# Web page and app entries
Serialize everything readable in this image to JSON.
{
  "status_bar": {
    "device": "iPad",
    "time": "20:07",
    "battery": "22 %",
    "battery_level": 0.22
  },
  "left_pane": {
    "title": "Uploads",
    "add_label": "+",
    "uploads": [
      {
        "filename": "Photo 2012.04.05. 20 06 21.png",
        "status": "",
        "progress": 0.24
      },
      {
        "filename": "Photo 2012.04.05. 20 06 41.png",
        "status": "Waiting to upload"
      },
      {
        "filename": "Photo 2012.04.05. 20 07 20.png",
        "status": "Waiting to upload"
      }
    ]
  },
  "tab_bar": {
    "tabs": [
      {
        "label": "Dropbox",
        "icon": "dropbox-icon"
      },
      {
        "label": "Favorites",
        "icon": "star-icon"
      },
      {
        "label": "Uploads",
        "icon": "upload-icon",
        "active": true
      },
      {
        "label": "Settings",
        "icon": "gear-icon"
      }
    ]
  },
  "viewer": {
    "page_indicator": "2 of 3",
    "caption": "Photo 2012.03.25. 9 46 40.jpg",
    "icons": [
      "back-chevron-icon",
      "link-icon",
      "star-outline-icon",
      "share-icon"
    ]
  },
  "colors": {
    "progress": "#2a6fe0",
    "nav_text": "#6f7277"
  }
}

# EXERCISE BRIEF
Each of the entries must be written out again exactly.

# YOUR SOLUTION
Serialize everything readable in this image to JSON.
{
  "status_bar": {
    "device": "iPad",
    "time": "20:07",
    "battery": "22 %",
    "battery_level": 0.22
  },
  "left_pane": {
    "title": "Uploads",
    "add_label": "+",
    "uploads": [
      {
        "filename": "Photo 2012.04.05. 20 06 21.png",
        "status": "",
        "progress": 0.24
      },
      {
        "filename": "Photo 2012.04.05. 20 06 41.png",
        "status": "Waiting to upload"
      },
      {
        "filename": "Photo 2012.04.05. 20 07 20.png",
        "status": "Waiting to upload"
      }
    ]
  },
  "tab_bar": {
    "tabs": [
      {
        "label": "Dropbox",
        "icon": "dropbox-icon"
      },
      {
        "label": "Favorites",
        "icon": "star-icon"
      },
      {
        "label": "Uploads",
        "icon": "upload-icon",
        "active": true
      },
      {
        "label": "Settings",
        "icon": "gear-icon"
      }
    ]
  },
  "viewer": {
    "page_indicator": "2 of 3",
    "caption": "Photo 2012.03.25. 9 46 40.jpg",
    "icons": [
      "back-chevron-icon",
      "link-icon",
      "star-outline-icon",
      "share-icon"
    ]
  },
  "colors": {
    "progress": "#2a6fe0",
    "nav_text": "#6f7277"
  }
}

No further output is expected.